Tim Duncan made another round of history with Wednesday's release of this season's All-NBA teams. Tony Parker experienced a career first.
Duncan, the Spurs power forward, earned a second-team mention for the second year in a row, becoming the first player to be named All-NBA in each of his first 12 seasons. He is one of eight players in league history to receive at least a dozen All-NBA selections.
Parker, meanwhile, was named to the third-team, garnering All-NBA mention for the first time in his career. In doing so, he became the first point guard in Spurs history to be named All-NBA.
Duncan averaged 19.3 points and ranked fourth in the NBA with a team-leading 10.7 rebounds per game. He also posted the fourth-most double-doubles in the league (49).
Not to be outdone, Parker enjoyed his best season as a pro, setting career bests in scoring (22 points per game) and assists (6.9 per game). He is just the fifth European player to grace an All-NBA team, joining Dirk Nowitzki, Peja Stojakovic, Drazen Petrovic and Detlef Schrempf.

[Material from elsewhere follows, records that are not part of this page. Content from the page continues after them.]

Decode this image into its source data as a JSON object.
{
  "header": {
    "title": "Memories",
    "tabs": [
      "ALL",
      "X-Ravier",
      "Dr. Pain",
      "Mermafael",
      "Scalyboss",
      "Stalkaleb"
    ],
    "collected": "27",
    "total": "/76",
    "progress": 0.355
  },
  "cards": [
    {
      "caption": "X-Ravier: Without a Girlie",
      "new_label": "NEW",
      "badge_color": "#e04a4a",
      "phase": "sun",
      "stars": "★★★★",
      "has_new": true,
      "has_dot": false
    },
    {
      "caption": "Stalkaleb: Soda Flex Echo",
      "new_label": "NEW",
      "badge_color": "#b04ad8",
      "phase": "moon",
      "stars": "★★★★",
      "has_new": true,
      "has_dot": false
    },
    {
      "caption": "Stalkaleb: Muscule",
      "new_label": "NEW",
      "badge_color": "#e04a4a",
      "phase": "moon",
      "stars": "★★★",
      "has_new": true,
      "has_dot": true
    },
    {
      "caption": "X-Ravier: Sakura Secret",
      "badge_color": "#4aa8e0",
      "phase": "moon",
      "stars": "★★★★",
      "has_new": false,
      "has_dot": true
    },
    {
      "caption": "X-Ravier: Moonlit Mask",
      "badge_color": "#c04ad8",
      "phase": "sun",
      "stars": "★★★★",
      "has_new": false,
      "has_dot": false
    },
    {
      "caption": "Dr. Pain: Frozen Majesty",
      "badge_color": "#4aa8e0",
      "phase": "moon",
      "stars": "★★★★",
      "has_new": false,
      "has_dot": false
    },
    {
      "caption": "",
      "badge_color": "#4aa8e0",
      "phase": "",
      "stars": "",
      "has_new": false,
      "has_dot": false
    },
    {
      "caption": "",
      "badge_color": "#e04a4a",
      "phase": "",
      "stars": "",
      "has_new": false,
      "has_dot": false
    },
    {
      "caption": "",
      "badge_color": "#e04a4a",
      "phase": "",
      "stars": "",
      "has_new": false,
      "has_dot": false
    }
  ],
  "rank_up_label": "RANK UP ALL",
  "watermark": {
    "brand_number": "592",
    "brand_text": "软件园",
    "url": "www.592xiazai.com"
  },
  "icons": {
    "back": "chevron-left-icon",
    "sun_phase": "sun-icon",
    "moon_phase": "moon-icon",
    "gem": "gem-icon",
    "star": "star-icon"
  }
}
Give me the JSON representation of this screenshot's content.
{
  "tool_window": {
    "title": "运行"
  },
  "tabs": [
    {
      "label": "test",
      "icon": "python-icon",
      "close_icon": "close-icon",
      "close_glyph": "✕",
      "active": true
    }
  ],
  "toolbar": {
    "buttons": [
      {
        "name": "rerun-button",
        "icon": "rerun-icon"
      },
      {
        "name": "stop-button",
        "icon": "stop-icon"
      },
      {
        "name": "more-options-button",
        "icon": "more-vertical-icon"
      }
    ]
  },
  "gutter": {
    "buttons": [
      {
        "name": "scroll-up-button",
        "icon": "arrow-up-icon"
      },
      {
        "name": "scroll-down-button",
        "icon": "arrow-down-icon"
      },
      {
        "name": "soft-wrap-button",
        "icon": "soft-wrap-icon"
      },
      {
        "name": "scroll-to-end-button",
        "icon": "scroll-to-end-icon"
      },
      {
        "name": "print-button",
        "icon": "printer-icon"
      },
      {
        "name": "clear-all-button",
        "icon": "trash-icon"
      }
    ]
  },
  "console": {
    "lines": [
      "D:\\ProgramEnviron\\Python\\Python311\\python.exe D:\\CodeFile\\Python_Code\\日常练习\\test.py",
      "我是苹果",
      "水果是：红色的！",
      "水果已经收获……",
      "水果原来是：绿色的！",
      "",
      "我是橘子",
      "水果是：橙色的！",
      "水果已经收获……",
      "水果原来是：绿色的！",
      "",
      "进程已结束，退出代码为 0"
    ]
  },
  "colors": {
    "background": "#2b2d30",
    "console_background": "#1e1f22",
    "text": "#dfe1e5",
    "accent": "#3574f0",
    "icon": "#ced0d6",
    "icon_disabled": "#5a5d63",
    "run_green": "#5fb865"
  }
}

The All-NBA first team consisted of league MVP LeBron James of Cleveland, the Los Angeles Lakers' Kobe Bryant, Miami's Dwyane Wade, Dallas' Nowitzki and Dwight Howard of Orlando.